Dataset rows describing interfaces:
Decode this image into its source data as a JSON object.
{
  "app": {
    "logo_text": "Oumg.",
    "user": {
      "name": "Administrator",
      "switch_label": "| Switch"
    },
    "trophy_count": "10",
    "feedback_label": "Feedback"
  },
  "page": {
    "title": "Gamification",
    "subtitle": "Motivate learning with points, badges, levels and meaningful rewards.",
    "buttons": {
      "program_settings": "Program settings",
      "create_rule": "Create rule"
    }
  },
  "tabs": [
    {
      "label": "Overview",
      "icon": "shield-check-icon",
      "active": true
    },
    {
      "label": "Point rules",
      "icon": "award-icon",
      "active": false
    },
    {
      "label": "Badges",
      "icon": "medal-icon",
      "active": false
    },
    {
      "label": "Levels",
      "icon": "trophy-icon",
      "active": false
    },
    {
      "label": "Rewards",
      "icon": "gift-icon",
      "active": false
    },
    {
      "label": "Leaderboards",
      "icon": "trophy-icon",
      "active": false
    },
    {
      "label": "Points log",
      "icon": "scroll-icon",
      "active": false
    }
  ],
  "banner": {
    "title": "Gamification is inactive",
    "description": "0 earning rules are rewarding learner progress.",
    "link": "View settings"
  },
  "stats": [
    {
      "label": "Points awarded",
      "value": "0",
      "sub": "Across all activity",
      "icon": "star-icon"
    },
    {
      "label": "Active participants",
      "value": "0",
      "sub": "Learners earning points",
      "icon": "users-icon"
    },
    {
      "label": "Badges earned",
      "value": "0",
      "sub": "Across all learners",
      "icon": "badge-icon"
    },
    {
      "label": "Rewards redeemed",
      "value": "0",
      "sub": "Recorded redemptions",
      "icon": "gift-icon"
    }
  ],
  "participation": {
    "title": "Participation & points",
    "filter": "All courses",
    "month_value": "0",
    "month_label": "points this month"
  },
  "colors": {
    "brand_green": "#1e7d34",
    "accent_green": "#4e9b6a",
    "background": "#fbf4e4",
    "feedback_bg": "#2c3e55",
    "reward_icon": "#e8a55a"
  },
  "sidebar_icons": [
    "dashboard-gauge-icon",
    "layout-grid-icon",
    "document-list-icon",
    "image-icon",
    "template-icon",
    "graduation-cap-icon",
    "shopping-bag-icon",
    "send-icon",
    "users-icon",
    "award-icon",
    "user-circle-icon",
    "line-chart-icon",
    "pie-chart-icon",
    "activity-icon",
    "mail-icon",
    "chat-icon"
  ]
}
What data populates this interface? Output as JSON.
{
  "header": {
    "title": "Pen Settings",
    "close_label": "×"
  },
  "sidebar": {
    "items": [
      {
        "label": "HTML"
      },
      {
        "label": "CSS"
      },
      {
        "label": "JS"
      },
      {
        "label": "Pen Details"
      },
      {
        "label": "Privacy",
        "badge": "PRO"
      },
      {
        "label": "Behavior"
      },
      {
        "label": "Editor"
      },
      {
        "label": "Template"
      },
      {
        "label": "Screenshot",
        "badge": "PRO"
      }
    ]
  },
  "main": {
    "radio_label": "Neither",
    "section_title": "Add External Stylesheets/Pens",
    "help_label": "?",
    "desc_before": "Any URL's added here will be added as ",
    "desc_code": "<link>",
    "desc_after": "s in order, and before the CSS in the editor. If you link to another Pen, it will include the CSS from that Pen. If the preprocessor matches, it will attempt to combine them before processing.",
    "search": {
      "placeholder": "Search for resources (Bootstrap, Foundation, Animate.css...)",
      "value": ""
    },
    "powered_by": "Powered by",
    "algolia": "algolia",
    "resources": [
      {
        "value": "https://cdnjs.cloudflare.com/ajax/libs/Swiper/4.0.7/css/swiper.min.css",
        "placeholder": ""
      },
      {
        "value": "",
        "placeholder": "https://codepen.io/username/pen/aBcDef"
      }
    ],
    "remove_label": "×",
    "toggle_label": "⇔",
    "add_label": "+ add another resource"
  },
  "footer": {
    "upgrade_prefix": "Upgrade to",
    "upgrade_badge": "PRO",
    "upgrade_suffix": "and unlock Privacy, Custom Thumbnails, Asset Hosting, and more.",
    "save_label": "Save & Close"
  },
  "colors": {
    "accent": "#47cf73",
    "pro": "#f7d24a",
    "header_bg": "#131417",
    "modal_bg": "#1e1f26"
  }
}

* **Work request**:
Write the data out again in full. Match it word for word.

* **Result of this exercise**:
Decode this image into its source data as a JSON object.
{
  "app": {
    "logo_text": "Oumg.",
    "user": {
      "name": "Administrator",
      "switch_label": "| Switch"
    },
    "trophy_count": "10",
    "feedback_label": "Feedback"
  },
  "page": {
    "title": "Gamification",
    "subtitle": "Motivate learning with points, badges, levels and meaningful rewards.",
    "buttons": {
      "program_settings": "Program settings",
      "create_rule": "Create rule"
    }
  },
  "tabs": [
    {
      "label": "Overview",
      "icon": "shield-check-icon",
      "active": true
    },
    {
      "label": "Point rules",
      "icon": "award-icon",
      "active": false
    },
    {
      "label": "Badges",
      "icon": "medal-icon",
      "active": false
    },
    {
      "label": "Levels",
      "icon": "trophy-icon",
      "active": false
    },
    {
      "label": "Rewards",
      "icon": "gift-icon",
      "active": false
    },
    {
      "label": "Leaderboards",
      "icon": "trophy-icon",
      "active": false
    },
    {
      "label": "Points log",
      "icon": "scroll-icon",
      "active": false
    }
  ],
  "banner": {
    "title": "Gamification is inactive",
    "description": "0 earning rules are rewarding learner progress.",
    "link": "View settings"
  },
  "stats": [
    {
      "label": "Points awarded",
      "value": "0",
      "sub": "Across all activity",
      "icon": "star-icon"
    },
    {
      "label": "Active participants",
      "value": "0",
      "sub": "Learners earning points",
      "icon": "users-icon"
    },
    {
      "label": "Badges earned",
      "value": "0",
      "sub": "Across all learners",
      "icon": "badge-icon"
    },
    {
      "label": "Rewards redeemed",
      "value": "0",
      "sub": "Recorded redemptions",
      "icon": "gift-icon"
    }
  ],
  "participation": {
    "title": "Participation & points",
    "filter": "All courses",
    "month_value": "0",
    "month_label": "points this month"
  },
  "colors": {
    "brand_green": "#1e7d34",
    "accent_green": "#4e9b6a",
    "background": "#fbf4e4",
    "feedback_bg": "#2c3e55",
    "reward_icon": "#e8a55a"
  },
  "sidebar_icons": [
    "dashboard-gauge-icon",
    "layout-grid-icon",
    "document-list-icon",
    "image-icon",
    "template-icon",
    "graduation-cap-icon",
    "shopping-bag-icon",
    "send-icon",
    "users-icon",
    "award-icon",
    "user-circle-icon",
    "line-chart-icon",
    "pie-chart-icon",
    "activity-icon",
    "mail-icon",
    "chat-icon"
  ]
}
What data populates this interface? Output as JSON.
{
  "header": {
    "title": "Pen Settings",
    "close_label": "×"
  },
  "sidebar": {
    "items": [
      {
        "label": "HTML"
      },
      {
        "label": "CSS"
      },
      {
        "label": "JS"
      },
      {
        "label": "Pen Details"
      },
      {
        "label": "Privacy",
        "badge": "PRO"
      },
      {
        "label": "Behavior"
      },
      {
        "label": "Editor"
      },
      {
        "label": "Template"
      },
      {
        "label": "Screenshot",
        "badge": "PRO"
      }
    ]
  },
  "main": {
    "radio_label": "Neither",
    "section_title": "Add External Stylesheets/Pens",
    "help_label": "?",
    "desc_before": "Any URL's added here will be added as ",
    "desc_code": "<link>",
    "desc_after": "s in order, and before the CSS in the editor. If you link to another Pen, it will include the CSS from that Pen. If the preprocessor matches, it will attempt to combine them before processing.",
    "search": {
      "placeholder": "Search for resources (Bootstrap, Foundation, Animate.css...)",
      "value": ""
    },
    "powered_by": "Powered by",
    "algolia": "algolia",
    "resources": [
      {
        "value": "https://cdnjs.cloudflare.com/ajax/libs/Swiper/4.0.7/css/swiper.min.css",
        "placeholder": ""
      },
      {
        "value": "",
        "placeholder": "https://codepen.io/username/pen/aBcDef"
      }
    ],
    "remove_label": "×",
    "toggle_label": "⇔",
    "add_label": "+ add another resource"
  },
  "footer": {
    "upgrade_prefix": "Upgrade to",
    "upgrade_badge": "PRO",
    "upgrade_suffix": "and unlock Privacy, Custom Thumbnails, Asset Hosting, and more.",
    "save_label": "Save & Close"
  },
  "colors": {
    "accent": "#47cf73",
    "pro": "#f7d24a",
    "header_bg": "#131417",
    "modal_bg": "#1e1f26"
  }
}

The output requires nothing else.